*** DATA FOR THE TASK Section Begins ***
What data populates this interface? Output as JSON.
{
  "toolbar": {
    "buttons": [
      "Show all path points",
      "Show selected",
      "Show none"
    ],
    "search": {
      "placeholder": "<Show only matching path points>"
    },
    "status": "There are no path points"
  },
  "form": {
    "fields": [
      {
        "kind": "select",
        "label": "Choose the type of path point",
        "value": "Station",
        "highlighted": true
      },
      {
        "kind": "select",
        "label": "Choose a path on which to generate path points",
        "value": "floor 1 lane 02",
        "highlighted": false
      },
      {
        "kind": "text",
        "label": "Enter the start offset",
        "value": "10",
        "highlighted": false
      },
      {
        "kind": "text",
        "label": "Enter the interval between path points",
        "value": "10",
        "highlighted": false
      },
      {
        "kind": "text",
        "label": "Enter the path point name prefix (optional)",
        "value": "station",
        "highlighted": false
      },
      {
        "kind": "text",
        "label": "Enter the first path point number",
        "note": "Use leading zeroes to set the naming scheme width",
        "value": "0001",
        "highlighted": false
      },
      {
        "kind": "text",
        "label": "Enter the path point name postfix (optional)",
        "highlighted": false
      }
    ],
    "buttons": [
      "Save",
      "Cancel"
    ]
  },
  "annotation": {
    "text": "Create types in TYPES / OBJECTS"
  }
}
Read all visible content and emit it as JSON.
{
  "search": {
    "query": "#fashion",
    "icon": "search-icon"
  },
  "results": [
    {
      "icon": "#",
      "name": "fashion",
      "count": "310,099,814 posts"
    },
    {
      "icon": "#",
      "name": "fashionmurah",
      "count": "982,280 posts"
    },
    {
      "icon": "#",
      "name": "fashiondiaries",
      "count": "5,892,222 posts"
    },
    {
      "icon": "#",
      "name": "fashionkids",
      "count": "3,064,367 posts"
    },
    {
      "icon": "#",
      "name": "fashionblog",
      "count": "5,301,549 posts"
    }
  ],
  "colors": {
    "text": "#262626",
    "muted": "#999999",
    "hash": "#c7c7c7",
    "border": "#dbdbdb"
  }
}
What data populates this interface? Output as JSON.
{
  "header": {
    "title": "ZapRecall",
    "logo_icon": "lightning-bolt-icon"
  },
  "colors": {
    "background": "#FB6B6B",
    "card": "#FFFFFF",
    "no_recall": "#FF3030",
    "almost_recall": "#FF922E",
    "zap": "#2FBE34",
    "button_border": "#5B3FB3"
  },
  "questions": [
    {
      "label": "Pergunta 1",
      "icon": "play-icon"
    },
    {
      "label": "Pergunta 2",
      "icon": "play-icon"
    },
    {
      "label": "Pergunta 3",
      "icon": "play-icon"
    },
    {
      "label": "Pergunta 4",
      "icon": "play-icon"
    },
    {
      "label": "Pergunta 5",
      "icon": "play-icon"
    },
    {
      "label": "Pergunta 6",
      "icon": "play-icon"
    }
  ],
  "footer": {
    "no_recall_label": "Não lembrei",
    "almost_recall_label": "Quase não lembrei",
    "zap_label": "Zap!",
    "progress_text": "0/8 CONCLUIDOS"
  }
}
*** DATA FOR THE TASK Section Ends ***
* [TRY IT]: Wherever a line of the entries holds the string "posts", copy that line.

* [COMPLETED TASK]:
      "count": "310,099,814 posts"
      "count": "982,280 posts"
      "count": "5,892,222 posts"
      "count": "3,064,367 posts"
      "count": "5,301,549 posts"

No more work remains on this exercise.